### YOUR ASSIGNMENT
Write the listing out again word for word, skipping each picture.

━━ SUPPLIED DATA

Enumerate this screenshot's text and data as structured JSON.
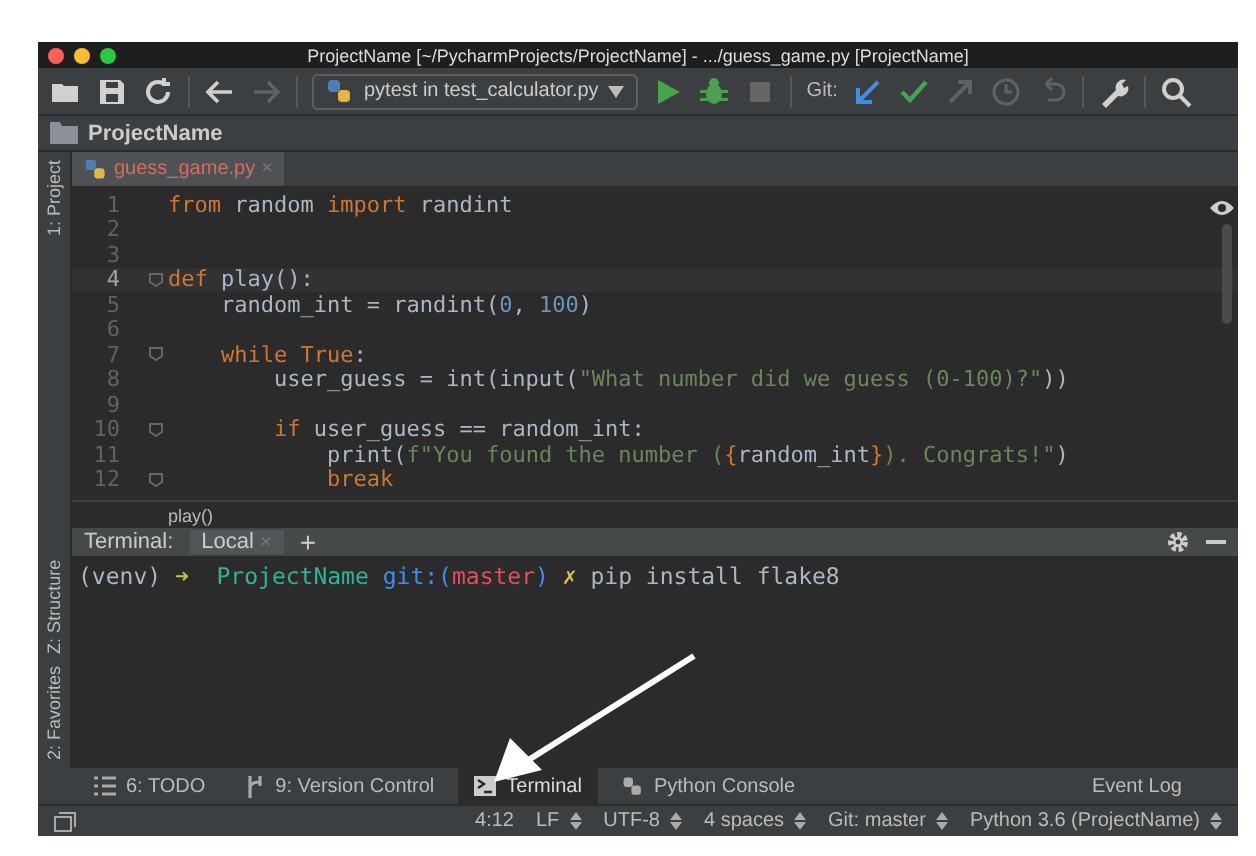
{
  "window": {
    "title": "ProjectName [~/PycharmProjects/ProjectName] - .../guess_game.py [ProjectName]"
  },
  "toolbar": {
    "icons": [
      {
        "disabled": false
      },
      {
        "disabled": false
      },
      {
        "disabled": false
      },
      {
        "disabled": false
      },
      {
        "disabled": true
      }
    ],
    "run_config": "pytest in test_calculator.py",
    "run_icons": [
      {
        "disabled": false
      },
      {
        "disabled": false
      },
      {
        "disabled": true
      }
    ],
    "git_label": "Git:",
    "git_icons": [
      {
        "disabled": false
      },
      {
        "disabled": false
      },
      {
        "disabled": true
      },
      {
        "disabled": true
      },
      {
        "disabled": true
      }
    ]
  },
  "navigation_bar": {
    "project": "ProjectName"
  },
  "left_stripe": [
    "1: Project",
    "Z: Structure",
    "2: Favorites"
  ],
  "editor_tabs": [
    {
      "label": "guess_game.py",
      "selected": true,
      "close": "×"
    }
  ],
  "code_lines": [
    {
      "number": "1",
      "fold": false,
      "current": false,
      "tokens": [
        {
          "kind": "keyword",
          "text": "from"
        },
        {
          "kind": "plain",
          "text": " random "
        },
        {
          "kind": "keyword",
          "text": "import"
        },
        {
          "kind": "plain",
          "text": " randint"
        }
      ]
    },
    {
      "number": "2",
      "fold": false,
      "current": false
    },
    {
      "number": "3",
      "fold": false,
      "current": false
    },
    {
      "number": "4",
      "fold": true,
      "current": true,
      "tokens": [
        {
          "kind": "keyword",
          "text": "def"
        },
        {
          "kind": "plain",
          "text": " play():"
        }
      ]
    },
    {
      "number": "5",
      "fold": false,
      "current": false,
      "tokens": [
        {
          "kind": "plain",
          "text": "    random_int = randint("
        },
        {
          "kind": "number",
          "text": "0"
        },
        {
          "kind": "plain",
          "text": ", "
        },
        {
          "kind": "number",
          "text": "100"
        },
        {
          "kind": "plain",
          "text": ")"
        }
      ]
    },
    {
      "number": "6",
      "fold": false,
      "current": false
    },
    {
      "number": "7",
      "fold": true,
      "current": false,
      "tokens": [
        {
          "kind": "keyword",
          "text": "    while True"
        },
        {
          "kind": "plain",
          "text": ":"
        }
      ]
    },
    {
      "number": "8",
      "fold": false,
      "current": false,
      "tokens": [
        {
          "kind": "plain",
          "text": "        user_guess = int(input("
        },
        {
          "kind": "string",
          "text": "\"What number did we guess (0-100)?\""
        },
        {
          "kind": "plain",
          "text": "))"
        }
      ]
    },
    {
      "number": "9",
      "fold": false,
      "current": false
    },
    {
      "number": "10",
      "fold": true,
      "current": false,
      "tokens": [
        {
          "kind": "keyword",
          "text": "        if"
        },
        {
          "kind": "plain",
          "text": " user_guess == random_int:"
        }
      ]
    },
    {
      "number": "11",
      "fold": false,
      "current": false,
      "tokens": [
        {
          "kind": "plain",
          "text": "            print("
        },
        {
          "kind": "string",
          "text": "f\"You found the number ("
        },
        {
          "kind": "keyword",
          "text": "{"
        },
        {
          "kind": "plain",
          "text": "random_int"
        },
        {
          "kind": "keyword",
          "text": "}"
        },
        {
          "kind": "string",
          "text": "). Congrats!\""
        },
        {
          "kind": "plain",
          "text": ")"
        }
      ]
    },
    {
      "number": "12",
      "fold": true,
      "current": false,
      "tokens": [
        {
          "kind": "keyword",
          "text": "            break"
        }
      ]
    }
  ],
  "breadcrumb": "play()",
  "terminal": {
    "label": "Terminal:",
    "tabs": [
      {
        "label": "Local",
        "selected": true,
        "close": "×"
      }
    ],
    "add": "+",
    "prompt": [
      {
        "kind": "plain",
        "text": "(venv) "
      },
      {
        "kind": "arrow",
        "text": "➜  "
      },
      {
        "kind": "project",
        "text": "ProjectName"
      },
      {
        "kind": "git",
        "text": " git:("
      },
      {
        "kind": "branch",
        "text": "master"
      },
      {
        "kind": "git",
        "text": ") "
      },
      {
        "kind": "dirty",
        "text": "✗"
      },
      {
        "kind": "plain",
        "text": " pip install flake8"
      }
    ]
  },
  "tool_windows": [
    {
      "label": "6: TODO",
      "kind": "list",
      "selected": false
    },
    {
      "label": "9: Version Control",
      "kind": "vcs",
      "selected": false
    },
    {
      "label": "Terminal",
      "kind": "terminal",
      "selected": true
    },
    {
      "label": "Python Console",
      "kind": "python",
      "selected": false
    }
  ],
  "event_log": "Event Log",
  "status_bar": [
    {
      "text": "4:12",
      "dropdown": false
    },
    {
      "text": "LF",
      "dropdown": true
    },
    {
      "text": "UTF-8",
      "dropdown": true
    },
    {
      "text": "4 spaces",
      "dropdown": true
    },
    {
      "text": "Git: master",
      "dropdown": true
    },
    {
      "text": "Python 3.6 (ProjectName)",
      "dropdown": true
    }
  ]
}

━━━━

### ANSWER BOX
Enumerate this screenshot's text and data as structured JSON.
{
  "window": {
    "title": "ProjectName [~/PycharmProjects/ProjectName] - .../guess_game.py [ProjectName]"
  },
  "toolbar": {
    "icons": [
      {
        "disabled": false
      },
      {
        "disabled": false
      },
      {
        "disabled": false
      },
      {
        "disabled": false
      },
      {
        "disabled": true
      }
    ],
    "run_config": "pytest in test_calculator.py",
    "run_icons": [
      {
        "disabled": false
      },
      {
        "disabled": false
      },
      {
        "disabled": true
      }
    ],
    "git_label": "Git:",
    "git_icons": [
      {
        "disabled": false
      },
      {
        "disabled": false
      },
      {
        "disabled": true
      },
      {
        "disabled": true
      },
      {
        "disabled": true
      }
    ]
  },
  "navigation_bar": {
    "project": "ProjectName"
  },
  "left_stripe": [
    "1: Project",
    "Z: Structure",
    "2: Favorites"
  ],
  "editor_tabs": [
    {
      "label": "guess_game.py",
      "selected": true,
      "close": "×"
    }
  ],
  "code_lines": [
    {
      "number": "1",
      "fold": false,
      "current": false,
      "tokens": [
        {
          "kind": "keyword",
          "text": "from"
        },
        {
          "kind": "plain",
          "text": " random "
        },
        {
          "kind": "keyword",
          "text": "import"
        },
        {
          "kind": "plain",
          "text": " randint"
        }
      ]
    },
    {
      "number": "2",
      "fold": false,
      "current": false
    },
    {
      "number": "3",
      "fold": false,
      "current": false
    },
    {
      "number": "4",
      "fold": true,
      "current": true,
      "tokens": [
        {
          "kind": "keyword",
          "text": "def"
        },
        {
          "kind": "plain",
          "text": " play():"
        }
      ]
    },
    {
      "number": "5",
      "fold": false,
      "current": false,
      "tokens": [
        {
          "kind": "plain",
          "text": "    random_int = randint("
        },
        {
          "kind": "number",
          "text": "0"
        },
        {
          "kind": "plain",
          "text": ", "
        },
        {
          "kind": "number",
          "text": "100"
        },
        {
          "kind": "plain",
          "text": ")"
        }
      ]
    },
    {
      "number": "6",
      "fold": false,
      "current": false
    },
    {
      "number": "7",
      "fold": true,
      "current": false,
      "tokens": [
        {
          "kind": "keyword",
          "text": "    while True"
        },
        {
          "kind": "plain",
          "text": ":"
        }
      ]
    },
    {
      "number": "8",
      "fold": false,
      "current": false,
      "tokens": [
        {
          "kind": "plain",
          "text": "        user_guess = int(input("
        },
        {
          "kind": "string",
          "text": "\"What number did we guess (0-100)?\""
        },
        {
          "kind": "plain",
          "text": "))"
        }
      ]
    },
    {
      "number": "9",
      "fold": false,
      "current": false
    },
    {
      "number": "10",
      "fold": true,
      "current": false,
      "tokens": [
        {
          "kind": "keyword",
          "text": "        if"
        },
        {
          "kind": "plain",
          "text": " user_guess == random_int:"
        }
      ]
    },
    {
      "number": "11",
      "fold": false,
      "current": false,
      "tokens": [
        {
          "kind": "plain",
          "text": "            print("
        },
        {
          "kind": "string",
          "text": "f\"You found the number ("
        },
        {
          "kind": "keyword",
          "text": "{"
        },
        {
          "kind": "plain",
          "text": "random_int"
        },
        {
          "kind": "keyword",
          "text": "}"
        },
        {
          "kind": "string",
          "text": "). Congrats!\""
        },
        {
          "kind": "plain",
          "text": ")"
        }
      ]
    },
    {
      "number": "12",
      "fold": true,
      "current": false,
      "tokens": [
        {
          "kind": "keyword",
          "text": "            break"
        }
      ]
    }
  ],
  "breadcrumb": "play()",
  "terminal": {
    "label": "Terminal:",
    "tabs": [
      {
        "label": "Local",
        "selected": true,
        "close": "×"
      }
    ],
    "add": "+",
    "prompt": [
      {
        "kind": "plain",
        "text": "(venv) "
      },
      {
        "kind": "arrow",
        "text": "➜  "
      },
      {
        "kind": "project",
        "text": "ProjectName"
      },
      {
        "kind": "git",
        "text": " git:("
      },
      {
        "kind": "branch",
        "text": "master"
      },
      {
        "kind": "git",
        "text": ") "
      },
      {
        "kind": "dirty",
        "text": "✗"
      },
      {
        "kind": "plain",
        "text": " pip install flake8"
      }
    ]
  },
  "tool_windows": [
    {
      "label": "6: TODO",
      "kind": "list",
      "selected": false
    },
    {
      "label": "9: Version Control",
      "kind": "vcs",
      "selected": false
    },
    {
      "label": "Terminal",
      "kind": "terminal",
      "selected": true
    },
    {
      "label": "Python Console",
      "kind": "python",
      "selected": false
    }
  ],
  "event_log": "Event Log",
  "status_bar": [
    {
      "text": "4:12",
      "dropdown": false
    },
    {
      "text": "LF",
      "dropdown": true
    },
    {
      "text": "UTF-8",
      "dropdown": true
    },
    {
      "text": "4 spaces",
      "dropdown": true
    },
    {
      "text": "Git: master",
      "dropdown": true
    },
    {
      "text": "Python 3.6 (ProjectName)",
      "dropdown": true
    }
  ]
}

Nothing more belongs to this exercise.